Structures of Hawaiian Lava Flows
by Jill Ralston and Kyle Raverty
Molten Lava Entering the Sea - Lava is the term for molten rock at the Earth's surface (molten rock beneath the Earth's surface is magma). Lava temperatures may reach more than 1400 degrees C (about 2500 degrees F), but most Hawaiian lavas are between 1,000 and 1,100 degrees C.
A'a refers to the rough, blocky, clinkery surface of some lava flows. Some people think it is named for the cries of persons attempting to walk barfoot across its jagged surface. Ouch!
Pahoehoe refers to the smooth, ropy, billowy surface of some lava flows. These flows are formed from relatively fluid lava which is at higher temperatures and has more gas dissolve in it than in a'a flows.

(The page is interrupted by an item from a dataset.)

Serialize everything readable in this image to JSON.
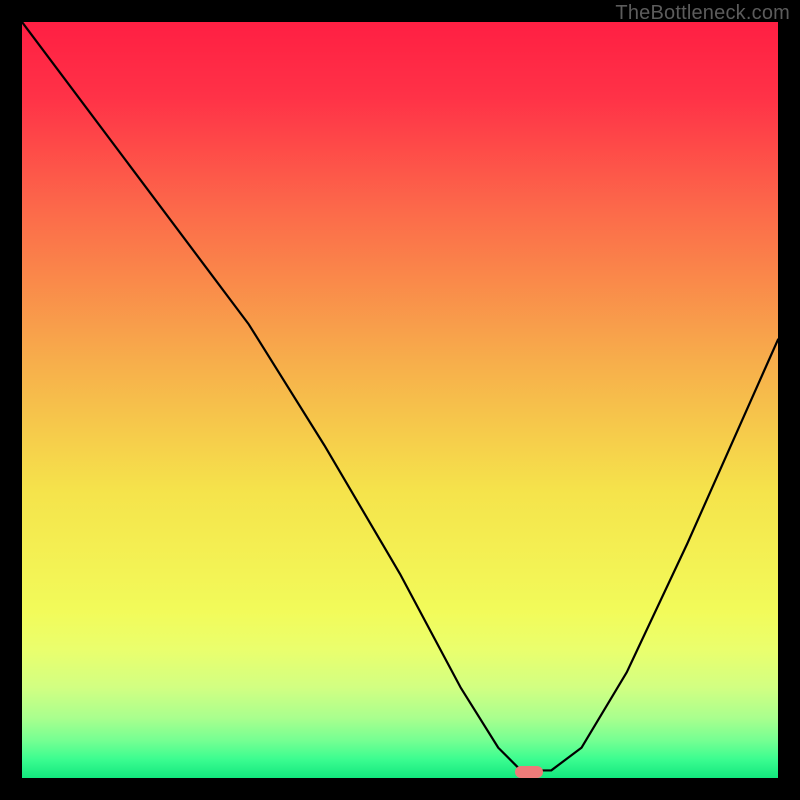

Lava flows behave in many ways like flowing water - they seek the lowest elevation, driven by the force of gravity. Here we see pahoehoe lava which has flowed down a crevice in an earlier flow.
Columnar joints form when a lava flow stagnates and cools. This may happen in a lava lake, and can also happen when shallow injections of magma occur near the earth's surface. The cooling lava shrinks or contracts and forms cracks perpendicular to the cooling surface. These cracks are called joints, and they form columns that are often six-sided.
Lava Trees form when pahoehoe flows around trees. The lava backs up on the up-flow side of the tree, and flows around the tree, forming a lower surface on the down-flow side. This phenomenon results in a directional indicator that may permit one to determine the path of flow of the lava.
As the flow builds up, the tree dies, and may even be consumed by fire inside the lava tree, which is left standing as a stark reminder to the devastaion caused by volcanism.